In the face of a skewed work life balance, there are a number of popular apps that focus on lowering anxiety:
Buddhify - tracking your phone and computer use -- this app will remind you to take time out from your day, providing guided meditations to help you refresh, when you are most in need of a break.
Personal Zen – Focusing on two blue faces in a green field may seem like a bogus measure to alleviate anxiety, but according to leading neurologists and studies in Clinical Psychological Science, this app can really help. The premise of the game is to look at one happy and one angry blue face that appear in a field of grass - and then bury themselves. A line of grass sprouts from where the happy face dug its hole and your task is to quickly draw that line with your finger. To say it’s a very strange game is an understatement, but it really distracts you, which is a key component of anxiety alleviation.
Happify –developers of this cheerily named app believe there are five essential skills for happiness - savouring, thanking, aspiring, giving, and empathising. Providing small daily exercises and games e.g. clicking on balloons with positive words, or listing things that you are grateful for lead to rewards that build over time. The app also quizzes you on your happiness and tracks your results, which over time become more positive.
Equanimity – Essentially a timer for meditation, this minimalist app times your meditation and alerts you when to finish. The goal of this app is to show how frequently you are meditating, and for how long. Users are encouraged to maintain their meditation streak upon seeing their progress.
Positive Activity Jackpot – Created for military veterans suffering from Post Traumatic Stress Disorder, the app pushes the user to engage in enjoyable activities.Pleasant Event Scheduling may sound like a made up term, but for professional behavioural health therapy, it’s a tried and true measure. Using a jackpot lever and built-in GPS, the app generates enjoyable local things to do like physical exercise, mini golf, or water sports. If you don’t like the activity, you can pull the lever again.
Studies on such apps for the purpose on how to deal with stress have shown lowered stress levels, and consistent use over time can cause a rewiring in the brain called neuro-plasticity.
Choose anti-anxiety apps that engage in the present and that you find enjoyable to use.

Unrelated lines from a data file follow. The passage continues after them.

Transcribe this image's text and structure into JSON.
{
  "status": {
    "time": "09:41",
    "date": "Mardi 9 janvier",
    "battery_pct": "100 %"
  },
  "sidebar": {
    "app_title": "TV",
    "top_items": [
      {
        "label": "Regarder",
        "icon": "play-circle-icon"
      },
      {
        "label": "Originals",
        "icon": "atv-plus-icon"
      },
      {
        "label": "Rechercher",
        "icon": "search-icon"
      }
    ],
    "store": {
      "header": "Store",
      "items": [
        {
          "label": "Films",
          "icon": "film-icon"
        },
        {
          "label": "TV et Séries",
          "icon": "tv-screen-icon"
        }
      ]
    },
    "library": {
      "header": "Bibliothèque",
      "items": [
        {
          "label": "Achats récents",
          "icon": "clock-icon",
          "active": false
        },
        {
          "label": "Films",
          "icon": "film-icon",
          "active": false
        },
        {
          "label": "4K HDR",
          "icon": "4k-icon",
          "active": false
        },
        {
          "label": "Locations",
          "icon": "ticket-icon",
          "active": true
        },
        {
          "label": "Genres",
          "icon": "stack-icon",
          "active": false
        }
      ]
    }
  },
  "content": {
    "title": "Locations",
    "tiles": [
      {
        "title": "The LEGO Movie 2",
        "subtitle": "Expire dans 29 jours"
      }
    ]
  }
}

Not only are you more likely to return to that app, your chance of lowered anxiety is much higher. Try to opt for apps that are also back by clinical studies with proven results.
Paul Lin is the CEO of the app strategy and development agency Buuna.